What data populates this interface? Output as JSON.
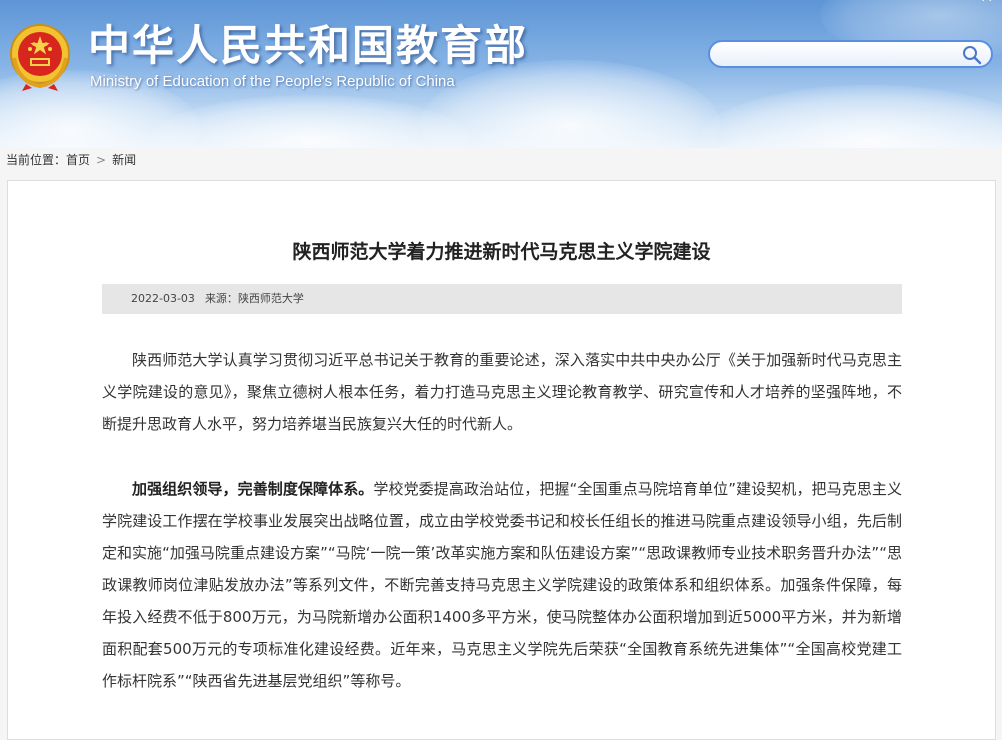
{
  "header": {
    "title": "中华人民共和国教育部",
    "subtitle": "Ministry of Education of the People's Republic of China",
    "top_links": "· ·",
    "search": {
      "placeholder": ""
    }
  },
  "breadcrumb": {
    "label": "当前位置：",
    "items": [
      "首页",
      "新闻"
    ],
    "separator": ">"
  },
  "article": {
    "title": "陕西师范大学着力推进新时代马克思主义学院建设",
    "date": "2022-03-03",
    "source_label": "来源：",
    "source": "陕西师范大学",
    "paragraph1": "陕西师范大学认真学习贯彻习近平总书记关于教育的重要论述，深入落实中共中央办公厅《关于加强新时代马克思主义学院建设的意见》，聚焦立德树人根本任务，着力打造马克思主义理论教育教学、研究宣传和人才培养的坚强阵地，不断提升思政育人水平，努力培养堪当民族复兴大任的时代新人。",
    "paragraph2_lead": "加强组织领导，完善制度保障体系。",
    "paragraph2_body": "学校党委提高政治站位，把握“全国重点马院培育单位”建设契机，把马克思主义学院建设工作摆在学校事业发展突出战略位置，成立由学校党委书记和校长任组长的推进马院重点建设领导小组，先后制定和实施“加强马院重点建设方案”“马院‘一院一策’改革实施方案和队伍建设方案”“思政课教师专业技术职务晋升办法”“思政课教师岗位津贴发放办法”等系列文件，不断完善支持马克思主义学院建设的政策体系和组织体系。加强条件保障，每年投入经费不低于800万元，为马院新增办公面积1400多平方米，使马院整体办公面积增加到近5000平方米，并为新增面积配套500万元的专项标准化建设经费。近年来，马克思主义学院先后荣获“全国教育系统先进集体”“全国高校党建工作标杆院系”“陕西省先进基层党组织”等称号。"
  },
  "colors": {
    "banner_top": "#5d95d6",
    "banner_bottom": "#e6f0fb",
    "search_border": "#5a8ee0",
    "meta_bar": "#e6e6e6",
    "text": "#333333"
  },
  "icons": {
    "emblem": "national-emblem-icon",
    "search": "search-icon"
  }
}
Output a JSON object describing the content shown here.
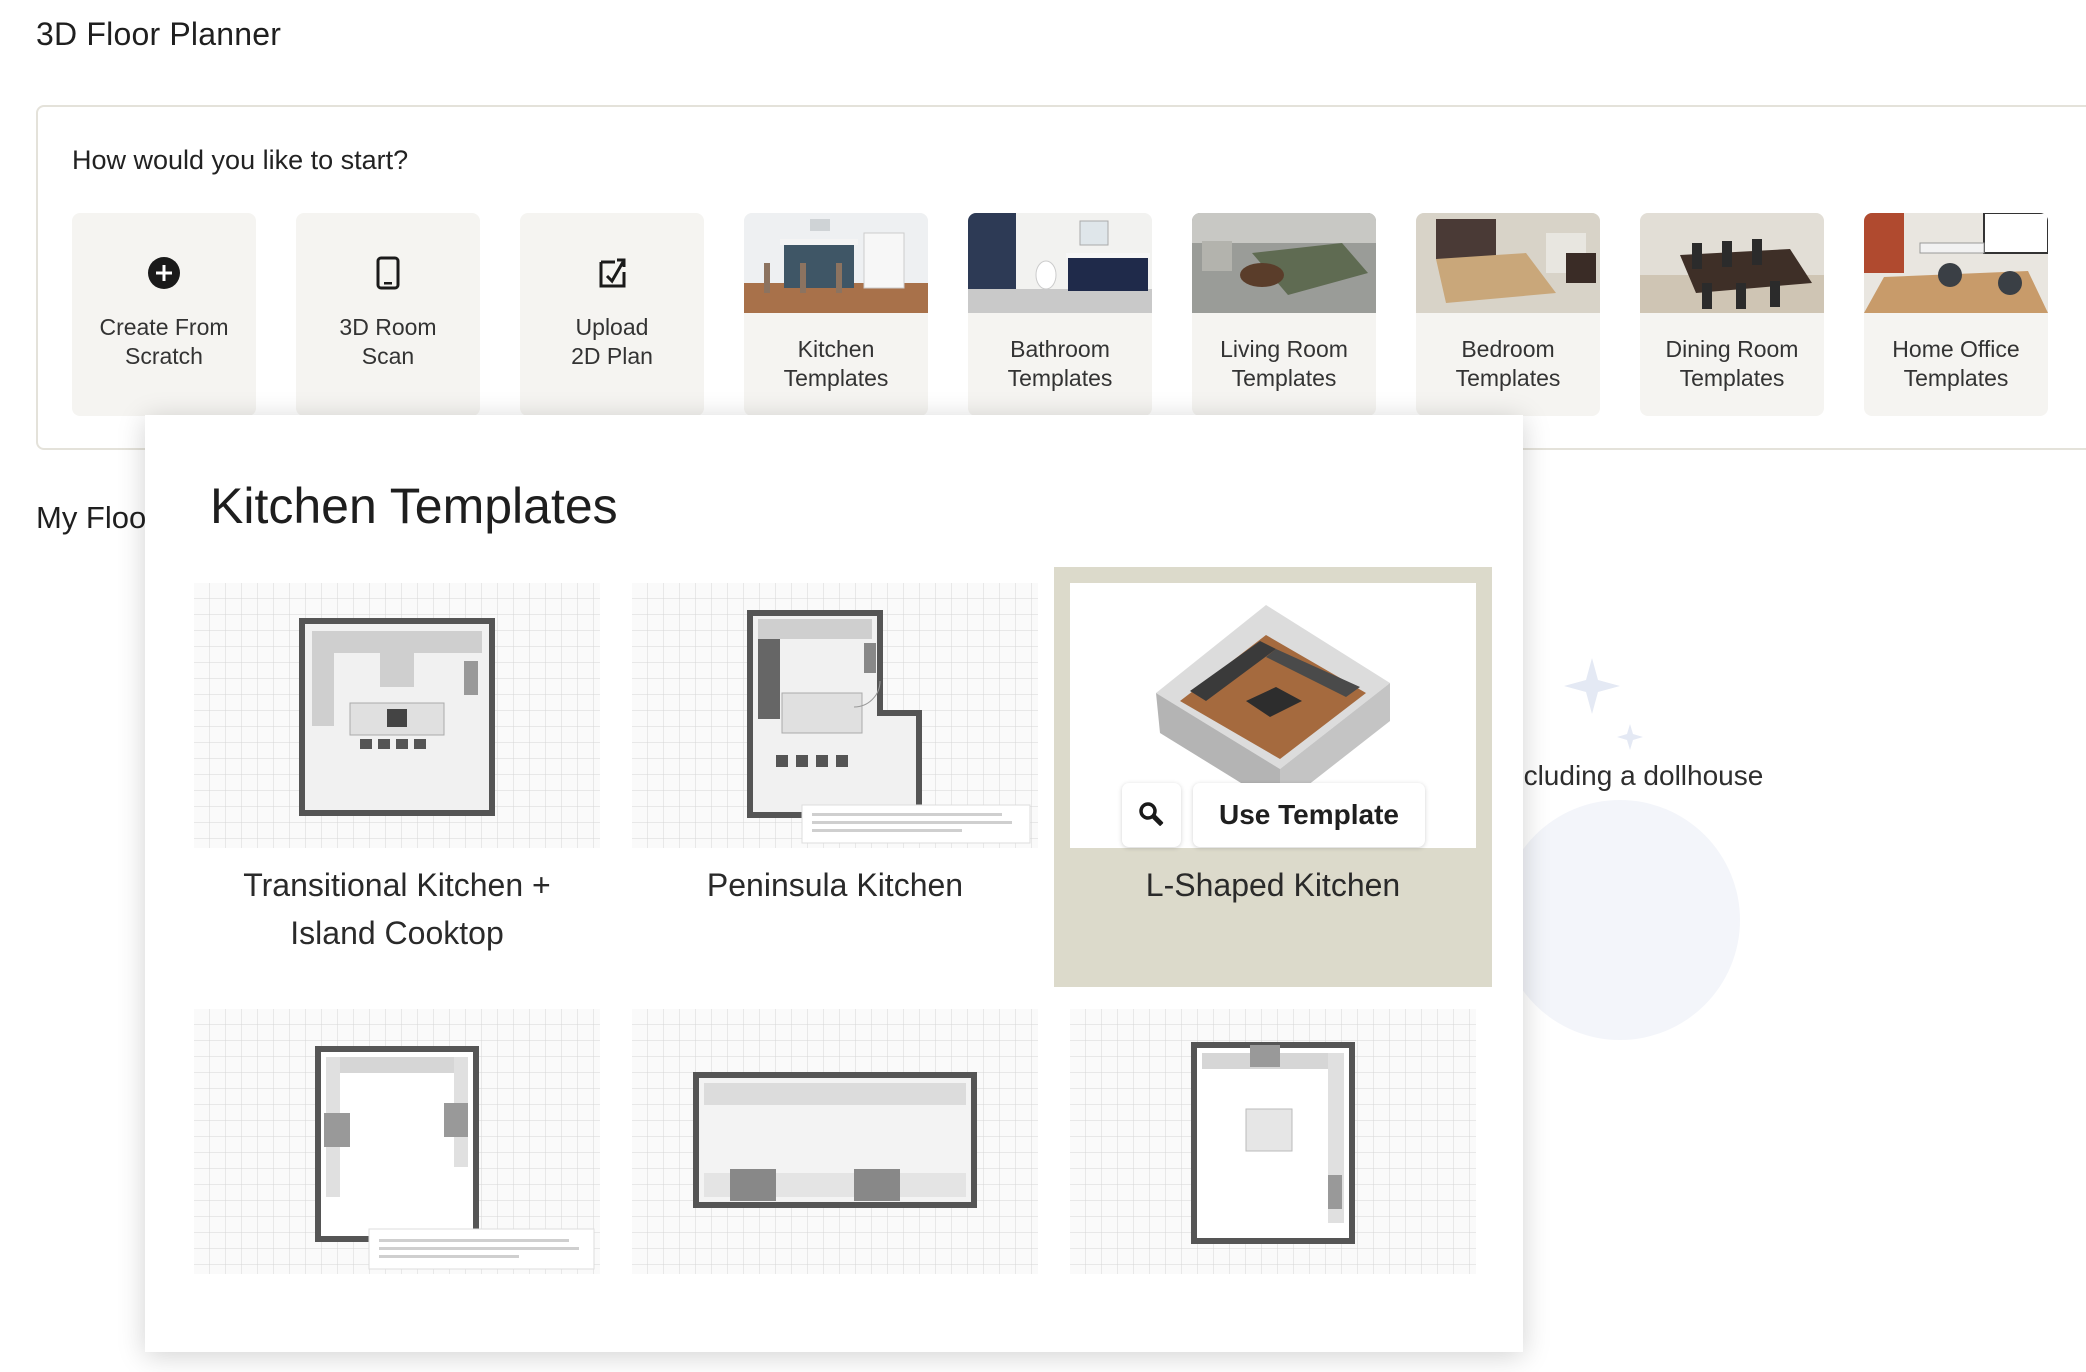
{
  "app": {
    "title": "3D Floor Planner"
  },
  "start_section": {
    "heading": "How would you like to start?",
    "options": [
      {
        "label": "Create From\nScratch",
        "icon": "plus-circle-icon"
      },
      {
        "label": "3D Room\nScan",
        "icon": "phone-icon"
      },
      {
        "label": "Upload\n2D Plan",
        "icon": "upload-plan-icon"
      },
      {
        "label": "Kitchen\nTemplates",
        "icon": "kitchen-thumbnail"
      },
      {
        "label": "Bathroom\nTemplates",
        "icon": "bathroom-thumbnail"
      },
      {
        "label": "Living Room\nTemplates",
        "icon": "living-room-thumbnail"
      },
      {
        "label": "Bedroom\nTemplates",
        "icon": "bedroom-thumbnail"
      },
      {
        "label": "Dining Room\nTemplates",
        "icon": "dining-room-thumbnail"
      },
      {
        "label": "Home Office\nTemplates",
        "icon": "home-office-thumbnail"
      }
    ]
  },
  "my_floor_plans": {
    "title_visible": "My Floo",
    "empty_text_visible": "ncluding a dollhouse"
  },
  "kitchen_overlay": {
    "title": "Kitchen Templates",
    "templates": [
      {
        "name": "Transitional Kitchen +\nIsland Cooktop",
        "selected": false
      },
      {
        "name": "Peninsula Kitchen",
        "selected": false
      },
      {
        "name": "L-Shaped Kitchen",
        "selected": true
      },
      {
        "name": "",
        "selected": false
      },
      {
        "name": "",
        "selected": false
      },
      {
        "name": "",
        "selected": false
      }
    ],
    "use_template_label": "Use Template",
    "search_icon": "magnifier-icon"
  },
  "colors": {
    "card_bg": "#f5f4f1",
    "selected_bg": "#dcdacb",
    "panel_border": "#e4e2da",
    "grid_line": "#d6d6d6",
    "wall": "#555555"
  }
}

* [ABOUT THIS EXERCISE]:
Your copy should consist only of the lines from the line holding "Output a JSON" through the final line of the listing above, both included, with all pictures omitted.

* [TASK OUTPUT]:
Output a JSON object describing the content shown here.
{
  "app": {
    "title": "3D Floor Planner"
  },
  "start_section": {
    "heading": "How would you like to start?",
    "options": [
      {
        "label": "Create From\nScratch",
        "icon": "plus-circle-icon"
      },
      {
        "label": "3D Room\nScan",
        "icon": "phone-icon"
      },
      {
        "label": "Upload\n2D Plan",
        "icon": "upload-plan-icon"
      },
      {
        "label": "Kitchen\nTemplates",
        "icon": "kitchen-thumbnail"
      },
      {
        "label": "Bathroom\nTemplates",
        "icon": "bathroom-thumbnail"
      },
      {
        "label": "Living Room\nTemplates",
        "icon": "living-room-thumbnail"
      },
      {
        "label": "Bedroom\nTemplates",
        "icon": "bedroom-thumbnail"
      },
      {
        "label": "Dining Room\nTemplates",
        "icon": "dining-room-thumbnail"
      },
      {
        "label": "Home Office\nTemplates",
        "icon": "home-office-thumbnail"
      }
    ]
  },
  "my_floor_plans": {
    "title_visible": "My Floo",
    "empty_text_visible": "ncluding a dollhouse"
  },
  "kitchen_overlay": {
    "title": "Kitchen Templates",
    "templates": [
      {
        "name": "Transitional Kitchen +\nIsland Cooktop",
        "selected": false
      },
      {
        "name": "Peninsula Kitchen",
        "selected": false
      },
      {
        "name": "L-Shaped Kitchen",
        "selected": true
      },
      {
        "name": "",
        "selected": false
      },
      {
        "name": "",
        "selected": false
      },
      {
        "name": "",
        "selected": false
      }
    ],
    "use_template_label": "Use Template",
    "search_icon": "magnifier-icon"
  },
  "colors": {
    "card_bg": "#f5f4f1",
    "selected_bg": "#dcdacb",
    "panel_border": "#e4e2da",
    "grid_line": "#d6d6d6",
    "wall": "#555555"
  }
}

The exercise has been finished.